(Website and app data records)
◆ ◆ ◆ ◆ ◆ ◆ ◆

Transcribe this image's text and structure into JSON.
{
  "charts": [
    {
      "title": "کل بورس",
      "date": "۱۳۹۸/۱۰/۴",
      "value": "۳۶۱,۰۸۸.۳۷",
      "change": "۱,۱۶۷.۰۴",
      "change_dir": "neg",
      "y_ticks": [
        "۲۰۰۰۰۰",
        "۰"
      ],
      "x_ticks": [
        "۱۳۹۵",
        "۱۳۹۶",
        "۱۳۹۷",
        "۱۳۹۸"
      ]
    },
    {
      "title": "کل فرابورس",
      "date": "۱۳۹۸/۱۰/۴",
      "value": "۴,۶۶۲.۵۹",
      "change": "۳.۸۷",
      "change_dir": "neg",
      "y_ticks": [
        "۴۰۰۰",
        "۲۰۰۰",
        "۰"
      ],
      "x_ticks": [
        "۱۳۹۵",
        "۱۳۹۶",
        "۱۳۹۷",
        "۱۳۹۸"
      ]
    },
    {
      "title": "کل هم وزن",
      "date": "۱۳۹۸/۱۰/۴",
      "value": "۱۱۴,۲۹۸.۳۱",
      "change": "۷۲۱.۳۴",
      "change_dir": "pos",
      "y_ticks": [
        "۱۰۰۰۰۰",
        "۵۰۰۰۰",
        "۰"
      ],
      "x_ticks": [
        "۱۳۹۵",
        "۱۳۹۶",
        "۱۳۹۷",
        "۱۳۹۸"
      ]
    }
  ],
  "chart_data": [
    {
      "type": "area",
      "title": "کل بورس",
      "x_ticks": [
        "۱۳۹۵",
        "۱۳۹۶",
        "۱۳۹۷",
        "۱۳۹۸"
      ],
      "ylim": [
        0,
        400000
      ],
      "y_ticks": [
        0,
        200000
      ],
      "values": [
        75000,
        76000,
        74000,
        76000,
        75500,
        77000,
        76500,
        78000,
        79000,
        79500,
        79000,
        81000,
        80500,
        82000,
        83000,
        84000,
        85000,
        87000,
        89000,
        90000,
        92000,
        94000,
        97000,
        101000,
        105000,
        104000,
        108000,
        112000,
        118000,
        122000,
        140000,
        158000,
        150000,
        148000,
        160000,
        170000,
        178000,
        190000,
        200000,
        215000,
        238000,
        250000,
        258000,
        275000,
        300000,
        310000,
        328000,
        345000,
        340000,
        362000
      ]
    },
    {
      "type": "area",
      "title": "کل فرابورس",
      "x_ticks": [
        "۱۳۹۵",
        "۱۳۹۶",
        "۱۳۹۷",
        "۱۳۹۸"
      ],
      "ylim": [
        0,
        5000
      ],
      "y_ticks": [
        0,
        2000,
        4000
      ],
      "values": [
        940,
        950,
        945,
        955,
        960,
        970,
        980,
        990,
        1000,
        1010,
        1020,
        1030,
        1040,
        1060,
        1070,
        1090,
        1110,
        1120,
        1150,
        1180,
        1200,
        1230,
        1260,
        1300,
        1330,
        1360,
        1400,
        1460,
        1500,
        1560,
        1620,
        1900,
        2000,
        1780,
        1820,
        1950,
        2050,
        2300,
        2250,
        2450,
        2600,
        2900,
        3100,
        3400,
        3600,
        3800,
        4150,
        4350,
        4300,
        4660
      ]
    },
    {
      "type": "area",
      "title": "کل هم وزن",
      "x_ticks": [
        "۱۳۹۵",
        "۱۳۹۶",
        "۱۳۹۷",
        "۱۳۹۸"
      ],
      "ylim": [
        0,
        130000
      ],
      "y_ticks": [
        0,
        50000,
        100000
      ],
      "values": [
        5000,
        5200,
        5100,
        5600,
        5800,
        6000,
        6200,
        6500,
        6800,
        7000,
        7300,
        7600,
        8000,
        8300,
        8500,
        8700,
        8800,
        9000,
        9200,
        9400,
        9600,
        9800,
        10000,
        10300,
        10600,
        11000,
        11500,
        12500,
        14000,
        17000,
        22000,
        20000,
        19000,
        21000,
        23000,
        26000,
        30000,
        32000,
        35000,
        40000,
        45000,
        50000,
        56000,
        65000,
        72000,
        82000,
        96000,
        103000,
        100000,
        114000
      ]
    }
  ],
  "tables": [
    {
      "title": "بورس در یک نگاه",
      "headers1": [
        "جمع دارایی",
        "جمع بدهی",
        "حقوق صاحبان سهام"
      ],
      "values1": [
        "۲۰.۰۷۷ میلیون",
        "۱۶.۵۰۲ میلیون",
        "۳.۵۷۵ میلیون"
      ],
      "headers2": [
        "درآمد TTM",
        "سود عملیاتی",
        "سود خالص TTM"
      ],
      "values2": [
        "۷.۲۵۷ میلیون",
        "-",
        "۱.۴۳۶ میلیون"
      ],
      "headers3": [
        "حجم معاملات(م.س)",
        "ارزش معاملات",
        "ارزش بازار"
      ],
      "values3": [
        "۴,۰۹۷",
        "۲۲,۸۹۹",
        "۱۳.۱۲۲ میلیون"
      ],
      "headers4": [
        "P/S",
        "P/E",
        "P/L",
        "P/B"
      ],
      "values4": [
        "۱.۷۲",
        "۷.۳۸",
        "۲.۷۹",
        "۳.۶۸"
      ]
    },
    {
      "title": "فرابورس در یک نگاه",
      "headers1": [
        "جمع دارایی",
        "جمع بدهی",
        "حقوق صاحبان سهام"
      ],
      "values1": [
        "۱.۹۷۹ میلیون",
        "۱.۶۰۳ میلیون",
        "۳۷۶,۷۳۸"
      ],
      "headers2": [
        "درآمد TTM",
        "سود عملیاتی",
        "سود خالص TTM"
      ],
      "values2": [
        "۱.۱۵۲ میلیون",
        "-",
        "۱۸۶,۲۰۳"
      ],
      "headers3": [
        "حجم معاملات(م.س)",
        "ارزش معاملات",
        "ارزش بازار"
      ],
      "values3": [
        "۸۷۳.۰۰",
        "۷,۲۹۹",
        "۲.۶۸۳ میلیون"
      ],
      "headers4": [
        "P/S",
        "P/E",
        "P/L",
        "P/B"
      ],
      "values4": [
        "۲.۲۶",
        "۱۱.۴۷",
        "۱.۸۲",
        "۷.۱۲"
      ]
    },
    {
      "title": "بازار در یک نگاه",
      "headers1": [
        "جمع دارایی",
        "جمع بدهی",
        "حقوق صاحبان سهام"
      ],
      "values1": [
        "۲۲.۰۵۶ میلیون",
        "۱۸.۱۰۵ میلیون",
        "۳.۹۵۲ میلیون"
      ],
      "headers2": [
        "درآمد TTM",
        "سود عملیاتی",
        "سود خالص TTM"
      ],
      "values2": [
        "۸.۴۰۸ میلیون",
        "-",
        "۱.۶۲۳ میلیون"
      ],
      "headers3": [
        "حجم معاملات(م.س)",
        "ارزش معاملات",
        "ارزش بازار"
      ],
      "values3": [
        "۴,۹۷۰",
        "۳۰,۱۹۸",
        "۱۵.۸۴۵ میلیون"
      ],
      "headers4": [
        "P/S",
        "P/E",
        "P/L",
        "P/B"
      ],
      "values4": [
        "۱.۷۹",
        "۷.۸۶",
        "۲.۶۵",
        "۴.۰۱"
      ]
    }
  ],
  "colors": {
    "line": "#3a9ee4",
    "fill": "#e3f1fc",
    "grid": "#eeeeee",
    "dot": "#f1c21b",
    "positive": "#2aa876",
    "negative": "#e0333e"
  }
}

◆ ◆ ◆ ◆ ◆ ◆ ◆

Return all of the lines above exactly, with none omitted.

**OUTPUT OF THE TASK**
Transcribe this image's text and structure into JSON.
{
  "charts": [
    {
      "title": "کل بورس",
      "date": "۱۳۹۸/۱۰/۴",
      "value": "۳۶۱,۰۸۸.۳۷",
      "change": "۱,۱۶۷.۰۴",
      "change_dir": "neg",
      "y_ticks": [
        "۲۰۰۰۰۰",
        "۰"
      ],
      "x_ticks": [
        "۱۳۹۵",
        "۱۳۹۶",
        "۱۳۹۷",
        "۱۳۹۸"
      ]
    },
    {
      "title": "کل فرابورس",
      "date": "۱۳۹۸/۱۰/۴",
      "value": "۴,۶۶۲.۵۹",
      "change": "۳.۸۷",
      "change_dir": "neg",
      "y_ticks": [
        "۴۰۰۰",
        "۲۰۰۰",
        "۰"
      ],
      "x_ticks": [
        "۱۳۹۵",
        "۱۳۹۶",
        "۱۳۹۷",
        "۱۳۹۸"
      ]
    },
    {
      "title": "کل هم وزن",
      "date": "۱۳۹۸/۱۰/۴",
      "value": "۱۱۴,۲۹۸.۳۱",
      "change": "۷۲۱.۳۴",
      "change_dir": "pos",
      "y_ticks": [
        "۱۰۰۰۰۰",
        "۵۰۰۰۰",
        "۰"
      ],
      "x_ticks": [
        "۱۳۹۵",
        "۱۳۹۶",
        "۱۳۹۷",
        "۱۳۹۸"
      ]
    }
  ],
  "chart_data": [
    {
      "type": "area",
      "title": "کل بورس",
      "x_ticks": [
        "۱۳۹۵",
        "۱۳۹۶",
        "۱۳۹۷",
        "۱۳۹۸"
      ],
      "ylim": [
        0,
        400000
      ],
      "y_ticks": [
        0,
        200000
      ],
      "values": [
        75000,
        76000,
        74000,
        76000,
        75500,
        77000,
        76500,
        78000,
        79000,
        79500,
        79000,
        81000,
        80500,
        82000,
        83000,
        84000,
        85000,
        87000,
        89000,
        90000,
        92000,
        94000,
        97000,
        101000,
        105000,
        104000,
        108000,
        112000,
        118000,
        122000,
        140000,
        158000,
        150000,
        148000,
        160000,
        170000,
        178000,
        190000,
        200000,
        215000,
        238000,
        250000,
        258000,
        275000,
        300000,
        310000,
        328000,
        345000,
        340000,
        362000
      ]
    },
    {
      "type": "area",
      "title": "کل فرابورس",
      "x_ticks": [
        "۱۳۹۵",
        "۱۳۹۶",
        "۱۳۹۷",
        "۱۳۹۸"
      ],
      "ylim": [
        0,
        5000
      ],
      "y_ticks": [
        0,
        2000,
        4000
      ],
      "values": [
        940,
        950,
        945,
        955,
        960,
        970,
        980,
        990,
        1000,
        1010,
        1020,
        1030,
        1040,
        1060,
        1070,
        1090,
        1110,
        1120,
        1150,
        1180,
        1200,
        1230,
        1260,
        1300,
        1330,
        1360,
        1400,
        1460,
        1500,
        1560,
        1620,
        1900,
        2000,
        1780,
        1820,
        1950,
        2050,
        2300,
        2250,
        2450,
        2600,
        2900,
        3100,
        3400,
        3600,
        3800,
        4150,
        4350,
        4300,
        4660
      ]
    },
    {
      "type": "area",
      "title": "کل هم وزن",
      "x_ticks": [
        "۱۳۹۵",
        "۱۳۹۶",
        "۱۳۹۷",
        "۱۳۹۸"
      ],
      "ylim": [
        0,
        130000
      ],
      "y_ticks": [
        0,
        50000,
        100000
      ],
      "values": [
        5000,
        5200,
        5100,
        5600,
        5800,
        6000,
        6200,
        6500,
        6800,
        7000,
        7300,
        7600,
        8000,
        8300,
        8500,
        8700,
        8800,
        9000,
        9200,
        9400,
        9600,
        9800,
        10000,
        10300,
        10600,
        11000,
        11500,
        12500,
        14000,
        17000,
        22000,
        20000,
        19000,
        21000,
        23000,
        26000,
        30000,
        32000,
        35000,
        40000,
        45000,
        50000,
        56000,
        65000,
        72000,
        82000,
        96000,
        103000,
        100000,
        114000
      ]
    }
  ],
  "tables": [
    {
      "title": "بورس در یک نگاه",
      "headers1": [
        "جمع دارایی",
        "جمع بدهی",
        "حقوق صاحبان سهام"
      ],
      "values1": [
        "۲۰.۰۷۷ میلیون",
        "۱۶.۵۰۲ میلیون",
        "۳.۵۷۵ میلیون"
      ],
      "headers2": [
        "درآمد TTM",
        "سود عملیاتی",
        "سود خالص TTM"
      ],
      "values2": [
        "۷.۲۵۷ میلیون",
        "-",
        "۱.۴۳۶ میلیون"
      ],
      "headers3": [
        "حجم معاملات(م.س)",
        "ارزش معاملات",
        "ارزش بازار"
      ],
      "values3": [
        "۴,۰۹۷",
        "۲۲,۸۹۹",
        "۱۳.۱۲۲ میلیون"
      ],
      "headers4": [
        "P/S",
        "P/E",
        "P/L",
        "P/B"
      ],
      "values4": [
        "۱.۷۲",
        "۷.۳۸",
        "۲.۷۹",
        "۳.۶۸"
      ]
    },
    {
      "title": "فرابورس در یک نگاه",
      "headers1": [
        "جمع دارایی",
        "جمع بدهی",
        "حقوق صاحبان سهام"
      ],
      "values1": [
        "۱.۹۷۹ میلیون",
        "۱.۶۰۳ میلیون",
        "۳۷۶,۷۳۸"
      ],
      "headers2": [
        "درآمد TTM",
        "سود عملیاتی",
        "سود خالص TTM"
      ],
      "values2": [
        "۱.۱۵۲ میلیون",
        "-",
        "۱۸۶,۲۰۳"
      ],
      "headers3": [
        "حجم معاملات(م.س)",
        "ارزش معاملات",
        "ارزش بازار"
      ],
      "values3": [
        "۸۷۳.۰۰",
        "۷,۲۹۹",
        "۲.۶۸۳ میلیون"
      ],
      "headers4": [
        "P/S",
        "P/E",
        "P/L",
        "P/B"
      ],
      "values4": [
        "۲.۲۶",
        "۱۱.۴۷",
        "۱.۸۲",
        "۷.۱۲"
      ]
    },
    {
      "title": "بازار در یک نگاه",
      "headers1": [
        "جمع دارایی",
        "جمع بدهی",
        "حقوق صاحبان سهام"
      ],
      "values1": [
        "۲۲.۰۵۶ میلیون",
        "۱۸.۱۰۵ میلیون",
        "۳.۹۵۲ میلیون"
      ],
      "headers2": [
        "درآمد TTM",
        "سود عملیاتی",
        "سود خالص TTM"
      ],
      "values2": [
        "۸.۴۰۸ میلیون",
        "-",
        "۱.۶۲۳ میلیون"
      ],
      "headers3": [
        "حجم معاملات(م.س)",
        "ارزش معاملات",
        "ارزش بازار"
      ],
      "values3": [
        "۴,۹۷۰",
        "۳۰,۱۹۸",
        "۱۵.۸۴۵ میلیون"
      ],
      "headers4": [
        "P/S",
        "P/E",
        "P/L",
        "P/B"
      ],
      "values4": [
        "۱.۷۹",
        "۷.۸۶",
        "۲.۶۵",
        "۴.۰۱"
      ]
    }
  ],
  "colors": {
    "line": "#3a9ee4",
    "fill": "#e3f1fc",
    "grid": "#eeeeee",
    "dot": "#f1c21b",
    "positive": "#2aa876",
    "negative": "#e0333e"
  }
}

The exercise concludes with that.